Then there is Ashcroft, the epitome of cool, his slinky, swaggering, heart on sleeve vocal and striking lyrics - “You're a slave to money, then you die” - grabbing you vice-like round the throat, demanding your attention, flooding your brain and refusing to leave. The video for the song completed the perfect storm of an iconic pop song, Ashcroft balling down a British high street, relentlessly staring the camera down, untouched and unaffected by his surroundings. It was one of those rare occasions where you hear a piece of music and just have to sit back and marvel.
The release of Urban Hymns was prefaced by a second single, The Drugs Don’t Work, another fantastic, heartbreaking, lament of a song. Released on September 1, 1997, the day after the death of Princess Diana, the sombre, aching timbre of the song caught the mood of the public, and shot straight to the top of the UK singles chart.
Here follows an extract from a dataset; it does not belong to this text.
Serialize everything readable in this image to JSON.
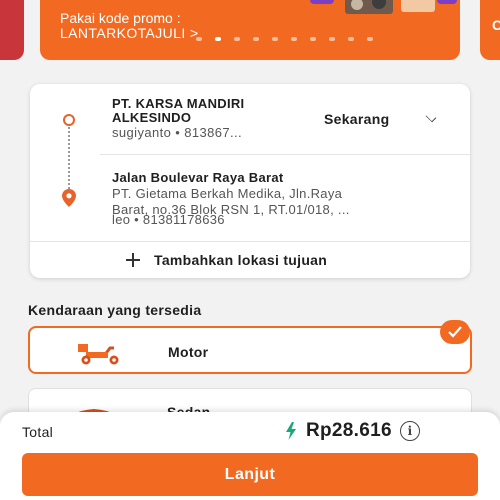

It meant that when Urban Hymns was released on September 29, The Verve couldn’t have been a hotter proposition. The album entered the UK charts at number one, and stayed there for five consecutive weeks, remaining in top five after relinquishing the top spot, before hitting number one for a further six weeks at the start of 1998.
If the release of Radiohead’s Ok Computer signalled the end of the Brit-Pop era, The Verve too surely would have had a say in its demise. On the surface, the influences of The Stone Roses and The Beatles may have been the same as much of Brit-Pop, but Urban Hymns is a record of such phenomenal dexterity, depth, honesty and complexity that Stella-swigging, bucket hat wearing, chirpy Brit-Pop couldn’t stand a chance next to it.
It’s almost as though Ashcroft, the finest rock star British indie had produced, was so disgruntled at not being part of the initial Brit-Pop boom that he returned purely to destroy it.
Be it the modern jazz exploration of This Time, the swirling, elongated jams of The Rolling People or Catching the Butterfly, that have far more to do with early-Pink Floyd or Hendrix at his most expansive than anything Creation Records were putting out, to Space and Time, Sonnet and Lucky Man taking The Beatles' collages of sound and simplicity and managing to evoke similar levels of pop perfection, Urban Hymns is a true masterpiece.
It won the Best Album category at the Brits in 1998 - with The Verve also taking home the award for Best Band - and has been certified 11 times Platinum in the UK, with sales of over 3 million, making it the 19th best-selling album in the history of the United Kingdom.
The Verve were finally the rockstars that they were so obviously, so clearly, born to be. Their resurrection may have helped to kill off Brit-Pop, but it also destroyed them. The reasons were, again, inter-band tensions: rumours of fist fights were common in the press, and McCabe, such a crucial part of making The Verve work, left citing pressures of the touring lifestyle as his reasoning. After a pair of lukewarmly received headline shows at the V Festival that summer, the band played their final show at Slane Castle in Ireland on August 29, 1998.
Their moment in the spotlight was actually remarkably fleeting for a band that have become such a staple in conversations about the finest British artists of all time. And, although their early albums were excellent, you can’t help feel that were it not for this record, that period of soul searching, and this final moment of inspiration where everything came right, the way people talk about The Verve today would be very different.
They burned briefly, but on Urban Hymns The Verve burned so, so bright. A quarter of a century later, it remains an album of breathtaking quality, and a richly deserved staple of modern British culture.